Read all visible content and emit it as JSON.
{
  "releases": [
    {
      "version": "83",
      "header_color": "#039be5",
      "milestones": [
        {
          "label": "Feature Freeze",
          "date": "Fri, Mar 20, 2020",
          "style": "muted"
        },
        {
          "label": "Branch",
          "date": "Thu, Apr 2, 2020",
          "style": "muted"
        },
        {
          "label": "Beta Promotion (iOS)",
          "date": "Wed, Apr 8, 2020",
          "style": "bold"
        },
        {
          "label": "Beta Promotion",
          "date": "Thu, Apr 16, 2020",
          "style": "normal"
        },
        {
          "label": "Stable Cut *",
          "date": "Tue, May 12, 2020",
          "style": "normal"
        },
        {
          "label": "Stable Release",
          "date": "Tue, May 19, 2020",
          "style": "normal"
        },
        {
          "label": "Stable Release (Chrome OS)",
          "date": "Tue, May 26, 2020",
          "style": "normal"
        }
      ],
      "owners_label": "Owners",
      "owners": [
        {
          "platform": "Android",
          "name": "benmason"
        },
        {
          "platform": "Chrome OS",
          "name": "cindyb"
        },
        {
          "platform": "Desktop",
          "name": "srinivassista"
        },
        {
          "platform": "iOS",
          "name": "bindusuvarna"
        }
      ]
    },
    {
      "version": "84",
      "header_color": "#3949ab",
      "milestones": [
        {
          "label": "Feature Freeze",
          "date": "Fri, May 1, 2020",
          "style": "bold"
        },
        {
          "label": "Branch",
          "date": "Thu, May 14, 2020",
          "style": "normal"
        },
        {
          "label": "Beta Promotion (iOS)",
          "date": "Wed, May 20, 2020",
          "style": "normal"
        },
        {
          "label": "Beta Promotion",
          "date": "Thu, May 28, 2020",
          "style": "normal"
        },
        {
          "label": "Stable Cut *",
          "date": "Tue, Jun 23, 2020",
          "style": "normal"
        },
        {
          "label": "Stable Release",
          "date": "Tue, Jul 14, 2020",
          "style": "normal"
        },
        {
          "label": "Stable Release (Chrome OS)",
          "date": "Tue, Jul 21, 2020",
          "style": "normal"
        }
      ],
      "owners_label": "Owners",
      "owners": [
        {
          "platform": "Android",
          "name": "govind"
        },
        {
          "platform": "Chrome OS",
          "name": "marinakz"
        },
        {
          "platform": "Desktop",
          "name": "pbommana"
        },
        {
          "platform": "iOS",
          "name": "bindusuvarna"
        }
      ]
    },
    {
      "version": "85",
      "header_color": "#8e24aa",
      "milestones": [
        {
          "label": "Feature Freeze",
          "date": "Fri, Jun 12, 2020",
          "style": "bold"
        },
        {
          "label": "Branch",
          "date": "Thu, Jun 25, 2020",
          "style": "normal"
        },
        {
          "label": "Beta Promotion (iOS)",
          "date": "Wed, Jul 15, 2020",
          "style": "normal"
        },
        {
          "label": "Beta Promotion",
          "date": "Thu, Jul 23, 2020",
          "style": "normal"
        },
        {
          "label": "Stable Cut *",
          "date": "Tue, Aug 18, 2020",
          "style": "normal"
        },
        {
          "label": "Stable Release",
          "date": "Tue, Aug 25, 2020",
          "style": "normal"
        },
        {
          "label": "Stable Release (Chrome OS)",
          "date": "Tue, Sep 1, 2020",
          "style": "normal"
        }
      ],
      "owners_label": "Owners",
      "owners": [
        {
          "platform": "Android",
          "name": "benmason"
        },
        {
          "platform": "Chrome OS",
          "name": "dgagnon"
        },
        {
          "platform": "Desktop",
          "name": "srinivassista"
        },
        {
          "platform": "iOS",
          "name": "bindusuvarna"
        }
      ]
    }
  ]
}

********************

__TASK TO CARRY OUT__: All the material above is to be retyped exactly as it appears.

__WRITTEN ANSWER__:
Read all visible content and emit it as JSON.
{
  "releases": [
    {
      "version": "83",
      "header_color": "#039be5",
      "milestones": [
        {
          "label": "Feature Freeze",
          "date": "Fri, Mar 20, 2020",
          "style": "muted"
        },
        {
          "label": "Branch",
          "date": "Thu, Apr 2, 2020",
          "style": "muted"
        },
        {
          "label": "Beta Promotion (iOS)",
          "date": "Wed, Apr 8, 2020",
          "style": "bold"
        },
        {
          "label": "Beta Promotion",
          "date": "Thu, Apr 16, 2020",
          "style": "normal"
        },
        {
          "label": "Stable Cut *",
          "date": "Tue, May 12, 2020",
          "style": "normal"
        },
        {
          "label": "Stable Release",
          "date": "Tue, May 19, 2020",
          "style": "normal"
        },
        {
          "label": "Stable Release (Chrome OS)",
          "date": "Tue, May 26, 2020",
          "style": "normal"
        }
      ],
      "owners_label": "Owners",
      "owners": [
        {
          "platform": "Android",
          "name": "benmason"
        },
        {
          "platform": "Chrome OS",
          "name": "cindyb"
        },
        {
          "platform": "Desktop",
          "name": "srinivassista"
        },
        {
          "platform": "iOS",
          "name": "bindusuvarna"
        }
      ]
    },
    {
      "version": "84",
      "header_color": "#3949ab",
      "milestones": [
        {
          "label": "Feature Freeze",
          "date": "Fri, May 1, 2020",
          "style": "bold"
        },
        {
          "label": "Branch",
          "date": "Thu, May 14, 2020",
          "style": "normal"
        },
        {
          "label": "Beta Promotion (iOS)",
          "date": "Wed, May 20, 2020",
          "style": "normal"
        },
        {
          "label": "Beta Promotion",
          "date": "Thu, May 28, 2020",
          "style": "normal"
        },
        {
          "label": "Stable Cut *",
          "date": "Tue, Jun 23, 2020",
          "style": "normal"
        },
        {
          "label": "Stable Release",
          "date": "Tue, Jul 14, 2020",
          "style": "normal"
        },
        {
          "label": "Stable Release (Chrome OS)",
          "date": "Tue, Jul 21, 2020",
          "style": "normal"
        }
      ],
      "owners_label": "Owners",
      "owners": [
        {
          "platform": "Android",
          "name": "govind"
        },
        {
          "platform": "Chrome OS",
          "name": "marinakz"
        },
        {
          "platform": "Desktop",
          "name": "pbommana"
        },
        {
          "platform": "iOS",
          "name": "bindusuvarna"
        }
      ]
    },
    {
      "version": "85",
      "header_color": "#8e24aa",
      "milestones": [
        {
          "label": "Feature Freeze",
          "date": "Fri, Jun 12, 2020",
          "style": "bold"
        },
        {
          "label": "Branch",
          "date": "Thu, Jun 25, 2020",
          "style": "normal"
        },
        {
          "label": "Beta Promotion (iOS)",
          "date": "Wed, Jul 15, 2020",
          "style": "normal"
        },
        {
          "label": "Beta Promotion",
          "date": "Thu, Jul 23, 2020",
          "style": "normal"
        },
        {
          "label": "Stable Cut *",
          "date": "Tue, Aug 18, 2020",
          "style": "normal"
        },
        {
          "label": "Stable Release",
          "date": "Tue, Aug 25, 2020",
          "style": "normal"
        },
        {
          "label": "Stable Release (Chrome OS)",
          "date": "Tue, Sep 1, 2020",
          "style": "normal"
        }
      ],
      "owners_label": "Owners",
      "owners": [
        {
          "platform": "Android",
          "name": "benmason"
        },
        {
          "platform": "Chrome OS",
          "name": "dgagnon"
        },
        {
          "platform": "Desktop",
          "name": "srinivassista"
        },
        {
          "platform": "iOS",
          "name": "bindusuvarna"
        }
      ]
    }
  ]
}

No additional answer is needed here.